• Try it: Below are some records; return each one exactly as written.

• Information provided:
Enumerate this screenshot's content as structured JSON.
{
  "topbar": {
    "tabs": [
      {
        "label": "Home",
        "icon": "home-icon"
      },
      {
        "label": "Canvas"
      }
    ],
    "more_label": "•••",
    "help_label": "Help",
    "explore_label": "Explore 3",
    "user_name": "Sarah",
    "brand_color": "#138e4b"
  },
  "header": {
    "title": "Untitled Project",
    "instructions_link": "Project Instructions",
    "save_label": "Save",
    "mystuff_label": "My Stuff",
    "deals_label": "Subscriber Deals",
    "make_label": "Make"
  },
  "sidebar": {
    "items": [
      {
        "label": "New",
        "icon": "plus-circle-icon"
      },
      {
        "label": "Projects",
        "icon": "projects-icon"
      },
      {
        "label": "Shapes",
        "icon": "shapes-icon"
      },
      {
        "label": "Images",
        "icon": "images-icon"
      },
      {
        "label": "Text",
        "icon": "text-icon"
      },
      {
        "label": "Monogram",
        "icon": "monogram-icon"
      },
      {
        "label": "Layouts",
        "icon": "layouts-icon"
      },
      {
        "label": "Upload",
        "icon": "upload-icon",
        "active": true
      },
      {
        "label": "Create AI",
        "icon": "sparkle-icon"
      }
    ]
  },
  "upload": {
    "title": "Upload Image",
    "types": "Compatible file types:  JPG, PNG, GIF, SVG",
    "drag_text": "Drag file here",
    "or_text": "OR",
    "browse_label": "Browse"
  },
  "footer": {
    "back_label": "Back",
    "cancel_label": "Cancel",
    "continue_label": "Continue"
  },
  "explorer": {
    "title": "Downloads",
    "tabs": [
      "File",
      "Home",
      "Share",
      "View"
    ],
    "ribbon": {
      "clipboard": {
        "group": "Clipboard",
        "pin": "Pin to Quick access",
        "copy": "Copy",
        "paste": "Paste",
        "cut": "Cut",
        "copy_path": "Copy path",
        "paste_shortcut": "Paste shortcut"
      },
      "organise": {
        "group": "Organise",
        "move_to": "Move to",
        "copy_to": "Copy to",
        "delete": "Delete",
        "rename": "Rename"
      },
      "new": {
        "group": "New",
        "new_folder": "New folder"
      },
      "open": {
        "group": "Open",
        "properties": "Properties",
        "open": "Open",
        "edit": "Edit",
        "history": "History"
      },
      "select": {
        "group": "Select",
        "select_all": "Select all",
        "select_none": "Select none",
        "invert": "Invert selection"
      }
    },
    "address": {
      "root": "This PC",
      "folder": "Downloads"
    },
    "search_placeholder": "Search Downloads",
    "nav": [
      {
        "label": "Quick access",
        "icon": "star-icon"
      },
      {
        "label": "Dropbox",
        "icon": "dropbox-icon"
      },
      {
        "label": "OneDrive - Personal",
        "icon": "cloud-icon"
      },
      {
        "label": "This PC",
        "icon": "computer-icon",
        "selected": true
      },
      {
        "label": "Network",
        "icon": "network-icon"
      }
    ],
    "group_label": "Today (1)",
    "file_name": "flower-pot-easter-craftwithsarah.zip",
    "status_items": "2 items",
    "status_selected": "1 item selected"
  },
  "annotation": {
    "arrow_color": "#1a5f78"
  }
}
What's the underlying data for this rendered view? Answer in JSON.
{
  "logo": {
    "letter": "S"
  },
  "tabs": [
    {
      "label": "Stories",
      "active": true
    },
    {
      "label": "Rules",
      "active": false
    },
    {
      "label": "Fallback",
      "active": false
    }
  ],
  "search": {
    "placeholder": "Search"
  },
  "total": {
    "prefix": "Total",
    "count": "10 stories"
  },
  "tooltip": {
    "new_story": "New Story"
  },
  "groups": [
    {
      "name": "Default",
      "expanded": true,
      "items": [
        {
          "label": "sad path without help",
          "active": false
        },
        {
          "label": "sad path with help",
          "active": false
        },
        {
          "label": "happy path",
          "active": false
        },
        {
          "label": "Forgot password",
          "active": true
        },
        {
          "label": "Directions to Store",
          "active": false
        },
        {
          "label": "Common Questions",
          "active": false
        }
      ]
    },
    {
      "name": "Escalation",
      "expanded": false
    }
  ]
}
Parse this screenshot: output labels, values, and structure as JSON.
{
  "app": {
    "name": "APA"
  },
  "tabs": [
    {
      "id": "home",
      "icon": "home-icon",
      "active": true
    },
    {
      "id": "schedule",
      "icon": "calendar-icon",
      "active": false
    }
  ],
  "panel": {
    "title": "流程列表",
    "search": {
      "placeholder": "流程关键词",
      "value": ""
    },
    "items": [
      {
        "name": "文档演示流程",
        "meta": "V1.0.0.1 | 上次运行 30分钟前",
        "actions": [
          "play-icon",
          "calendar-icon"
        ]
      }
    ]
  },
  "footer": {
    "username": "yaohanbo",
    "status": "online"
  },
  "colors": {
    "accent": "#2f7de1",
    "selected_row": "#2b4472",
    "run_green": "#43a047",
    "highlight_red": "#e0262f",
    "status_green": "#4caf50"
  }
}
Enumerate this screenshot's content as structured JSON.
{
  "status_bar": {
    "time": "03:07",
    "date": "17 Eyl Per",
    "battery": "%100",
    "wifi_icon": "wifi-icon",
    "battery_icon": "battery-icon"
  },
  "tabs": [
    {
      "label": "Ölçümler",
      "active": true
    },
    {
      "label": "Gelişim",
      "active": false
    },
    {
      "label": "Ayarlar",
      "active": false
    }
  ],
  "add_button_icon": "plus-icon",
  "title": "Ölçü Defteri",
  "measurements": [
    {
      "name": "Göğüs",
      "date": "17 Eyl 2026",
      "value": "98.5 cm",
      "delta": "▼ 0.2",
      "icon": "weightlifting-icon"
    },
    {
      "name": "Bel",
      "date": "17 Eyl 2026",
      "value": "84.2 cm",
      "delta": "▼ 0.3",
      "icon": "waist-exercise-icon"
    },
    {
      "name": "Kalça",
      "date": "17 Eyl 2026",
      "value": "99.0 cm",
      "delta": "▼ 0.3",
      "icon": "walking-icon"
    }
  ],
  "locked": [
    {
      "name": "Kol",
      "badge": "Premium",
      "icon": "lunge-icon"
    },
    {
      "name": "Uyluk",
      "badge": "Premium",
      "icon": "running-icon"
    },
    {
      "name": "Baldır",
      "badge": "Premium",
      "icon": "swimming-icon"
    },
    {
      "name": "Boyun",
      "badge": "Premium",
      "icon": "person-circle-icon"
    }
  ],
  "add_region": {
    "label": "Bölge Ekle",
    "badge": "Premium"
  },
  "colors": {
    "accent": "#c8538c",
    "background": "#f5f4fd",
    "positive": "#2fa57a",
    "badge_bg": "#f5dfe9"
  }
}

• Task answer:
Enumerate this screenshot's content as structured JSON.
{
  "topbar": {
    "tabs": [
      {
        "label": "Home",
        "icon": "home-icon"
      },
      {
        "label": "Canvas"
      }
    ],
    "more_label": "•••",
    "help_label": "Help",
    "explore_label": "Explore 3",
    "user_name": "Sarah",
    "brand_color": "#138e4b"
  },
  "header": {
    "title": "Untitled Project",
    "instructions_link": "Project Instructions",
    "save_label": "Save",
    "mystuff_label": "My Stuff",
    "deals_label": "Subscriber Deals",
    "make_label": "Make"
  },
  "sidebar": {
    "items": [
      {
        "label": "New",
        "icon": "plus-circle-icon"
      },
      {
        "label": "Projects",
        "icon": "projects-icon"
      },
      {
        "label": "Shapes",
        "icon": "shapes-icon"
      },
      {
        "label": "Images",
        "icon": "images-icon"
      },
      {
        "label": "Text",
        "icon": "text-icon"
      },
      {
        "label": "Monogram",
        "icon": "monogram-icon"
      },
      {
        "label": "Layouts",
        "icon": "layouts-icon"
      },
      {
        "label": "Upload",
        "icon": "upload-icon",
        "active": true
      },
      {
        "label": "Create AI",
        "icon": "sparkle-icon"
      }
    ]
  },
  "upload": {
    "title": "Upload Image",
    "types": "Compatible file types:  JPG, PNG, GIF, SVG",
    "drag_text": "Drag file here",
    "or_text": "OR",
    "browse_label": "Browse"
  },
  "footer": {
    "back_label": "Back",
    "cancel_label": "Cancel",
    "continue_label": "Continue"
  },
  "explorer": {
    "title": "Downloads",
    "tabs": [
      "File",
      "Home",
      "Share",
      "View"
    ],
    "ribbon": {
      "clipboard": {
        "group": "Clipboard",
        "pin": "Pin to Quick access",
        "copy": "Copy",
        "paste": "Paste",
        "cut": "Cut",
        "copy_path": "Copy path",
        "paste_shortcut": "Paste shortcut"
      },
      "organise": {
        "group": "Organise",
        "move_to": "Move to",
        "copy_to": "Copy to",
        "delete": "Delete",
        "rename": "Rename"
      },
      "new": {
        "group": "New",
        "new_folder": "New folder"
      },
      "open": {
        "group": "Open",
        "properties": "Properties",
        "open": "Open",
        "edit": "Edit",
        "history": "History"
      },
      "select": {
        "group": "Select",
        "select_all": "Select all",
        "select_none": "Select none",
        "invert": "Invert selection"
      }
    },
    "address": {
      "root": "This PC",
      "folder": "Downloads"
    },
    "search_placeholder": "Search Downloads",
    "nav": [
      {
        "label": "Quick access",
        "icon": "star-icon"
      },
      {
        "label": "Dropbox",
        "icon": "dropbox-icon"
      },
      {
        "label": "OneDrive - Personal",
        "icon": "cloud-icon"
      },
      {
        "label": "This PC",
        "icon": "computer-icon",
        "selected": true
      },
      {
        "label": "Network",
        "icon": "network-icon"
      }
    ],
    "group_label": "Today (1)",
    "file_name": "flower-pot-easter-craftwithsarah.zip",
    "status_items": "2 items",
    "status_selected": "1 item selected"
  },
  "annotation": {
    "arrow_color": "#1a5f78"
  }
}
What's the underlying data for this rendered view? Answer in JSON.
{
  "logo": {
    "letter": "S"
  },
  "tabs": [
    {
      "label": "Stories",
      "active": true
    },
    {
      "label": "Rules",
      "active": false
    },
    {
      "label": "Fallback",
      "active": false
    }
  ],
  "search": {
    "placeholder": "Search"
  },
  "total": {
    "prefix": "Total",
    "count": "10 stories"
  },
  "tooltip": {
    "new_story": "New Story"
  },
  "groups": [
    {
      "name": "Default",
      "expanded": true,
      "items": [
        {
          "label": "sad path without help",
          "active": false
        },
        {
          "label": "sad path with help",
          "active": false
        },
        {
          "label": "happy path",
          "active": false
        },
        {
          "label": "Forgot password",
          "active": true
        },
        {
          "label": "Directions to Store",
          "active": false
        },
        {
          "label": "Common Questions",
          "active": false
        }
      ]
    },
    {
      "name": "Escalation",
      "expanded": false
    }
  ]
}
Parse this screenshot: output labels, values, and structure as JSON.
{
  "app": {
    "name": "APA"
  },
  "tabs": [
    {
      "id": "home",
      "icon": "home-icon",
      "active": true
    },
    {
      "id": "schedule",
      "icon": "calendar-icon",
      "active": false
    }
  ],
  "panel": {
    "title": "流程列表",
    "search": {
      "placeholder": "流程关键词",
      "value": ""
    },
    "items": [
      {
        "name": "文档演示流程",
        "meta": "V1.0.0.1 | 上次运行 30分钟前",
        "actions": [
          "play-icon",
          "calendar-icon"
        ]
      }
    ]
  },
  "footer": {
    "username": "yaohanbo",
    "status": "online"
  },
  "colors": {
    "accent": "#2f7de1",
    "selected_row": "#2b4472",
    "run_green": "#43a047",
    "highlight_red": "#e0262f",
    "status_green": "#4caf50"
  }
}
Enumerate this screenshot's content as structured JSON.
{
  "status_bar": {
    "time": "03:07",
    "date": "17 Eyl Per",
    "battery": "%100",
    "wifi_icon": "wifi-icon",
    "battery_icon": "battery-icon"
  },
  "tabs": [
    {
      "label": "Ölçümler",
      "active": true
    },
    {
      "label": "Gelişim",
      "active": false
    },
    {
      "label": "Ayarlar",
      "active": false
    }
  ],
  "add_button_icon": "plus-icon",
  "title": "Ölçü Defteri",
  "measurements": [
    {
      "name": "Göğüs",
      "date": "17 Eyl 2026",
      "value": "98.5 cm",
      "delta": "▼ 0.2",
      "icon": "weightlifting-icon"
    },
    {
      "name": "Bel",
      "date": "17 Eyl 2026",
      "value": "84.2 cm",
      "delta": "▼ 0.3",
      "icon": "waist-exercise-icon"
    },
    {
      "name": "Kalça",
      "date": "17 Eyl 2026",
      "value": "99.0 cm",
      "delta": "▼ 0.3",
      "icon": "walking-icon"
    }
  ],
  "locked": [
    {
      "name": "Kol",
      "badge": "Premium",
      "icon": "lunge-icon"
    },
    {
      "name": "Uyluk",
      "badge": "Premium",
      "icon": "running-icon"
    },
    {
      "name": "Baldır",
      "badge": "Premium",
      "icon": "swimming-icon"
    },
    {
      "name": "Boyun",
      "badge": "Premium",
      "icon": "person-circle-icon"
    }
  ],
  "add_region": {
    "label": "Bölge Ekle",
    "badge": "Premium"
  },
  "colors": {
    "accent": "#c8538c",
    "background": "#f5f4fd",
    "positive": "#2fa57a",
    "badge_bg": "#f5dfe9"
  }
}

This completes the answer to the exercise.